I love fall — just the smells hanging in the air fills me with a sense of adventure. Woody smoke, apples, root vegetables, leaves burning…it is all there beckoning us to pay attention. The other day, the Sisters were given a very generous donation of pumpkins from a local nursery. It was a beautiful sight seeing them lining our walk in all different shapes and sizes. Being the thrifty sort and hating to see anything go to waste, I knew we must use these not just to beautify our property, but to eat before they went bad. When I got the call that a lunch was needed to feed our community of 200 people, I knew just the thing – homemade pumpkin soup – Delightful! We set about cutting the pumpkins into large chunks, roasting them in the oven, and then transferring them to our skillet where we turned it all into a yummy creamy pumpkin soup. When we were all done, we still had pumpkins left over! (It felt a bit like the feeding of the 5000!). I remembered that a friend, returning from Italy, had brought me a wonderful recipe of a whole, roasted pumpkin layered with ham, sautéed vegetables and cheese. It’s a perfect recipe to try at this time of year, especially with Thanksgiving just around the corner.

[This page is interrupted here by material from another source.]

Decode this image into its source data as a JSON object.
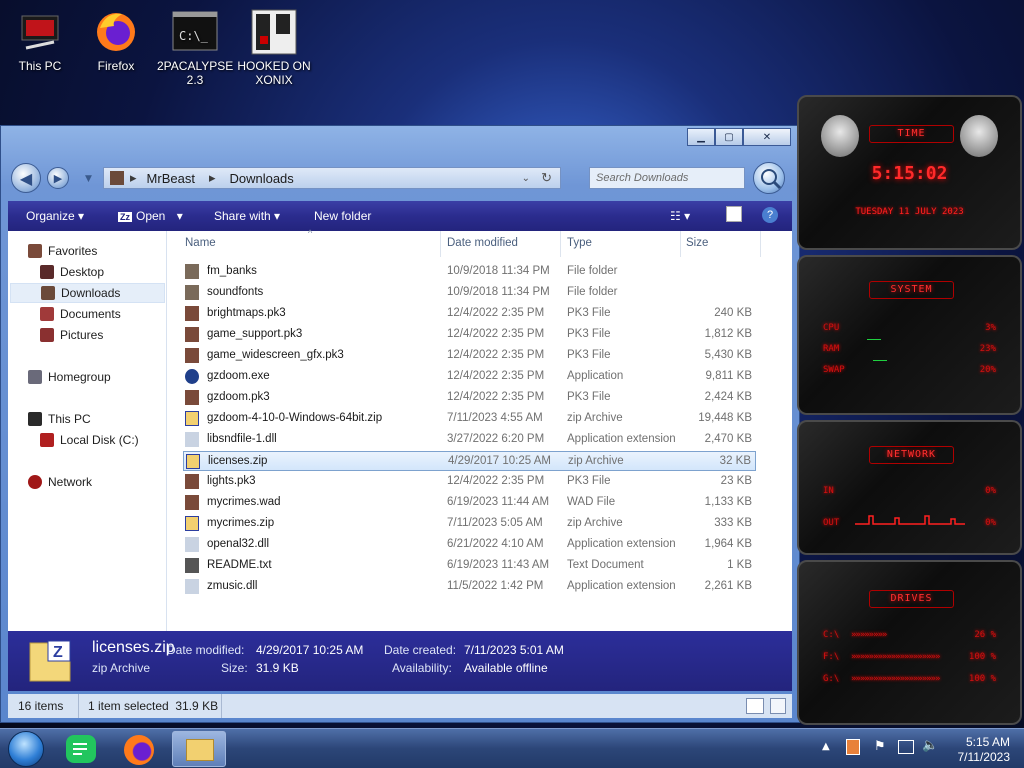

Rate this recipe!
Pumpkin stuffed with Vegetables and Cheese
CHANGE SERVING SIZE
1 hr30 min
5 1/2lbpumpkin(or whatever would be a good size for your family)
Cut the head of the pumpkin, making an incision horizontally about 2 inches down from the stem
Place the top back on the pumpkin, wrap it in tin foil and place in a preheated oven for about one hour or until the pumpkin is almost fork tender.
Remove from oven, let it cool slightly and remove the seeds. With the spoon, gently remove some of the flesh from inside the pumpkin and reserve.
Generously salt and pepper the interior of the pumpkin.
In a cast iron skillet, heat the olive oil and add the butternut squash and parsnips. Sprinkle with kosher or onion salt and pepper.
When they are partially cooked, remove from the skillet
Add onions and peppers to the same skillet, again sprinkling with salt and pepper.
Once they have cooked a few minutes, add the mushrooms, followed by the zucchini, a few minutes later. Sautéing slightly.
While the vegetables are cooking, grate your cheese and set aside and slice your ham into thin strips.
Once the vegetables are prepared, in the cavity of your pumpkin, start layering in this order: ham, baby spinach, assorted vegetables, the reserved pumpkin, swiss cheese, parmesan cheese and repeat – two or three times, ending with cheese.
Place the top on the pumpkin, place the pumpkin in a casserole dish or cast iron skillet, and return to the oven for about 45 min. or until heated through and cheese is bubbly. Let rest a few minutes and slice when ready to serve.
Andiamo Mangiare! For a meal, serve this with homemade bread or rolls and a salad.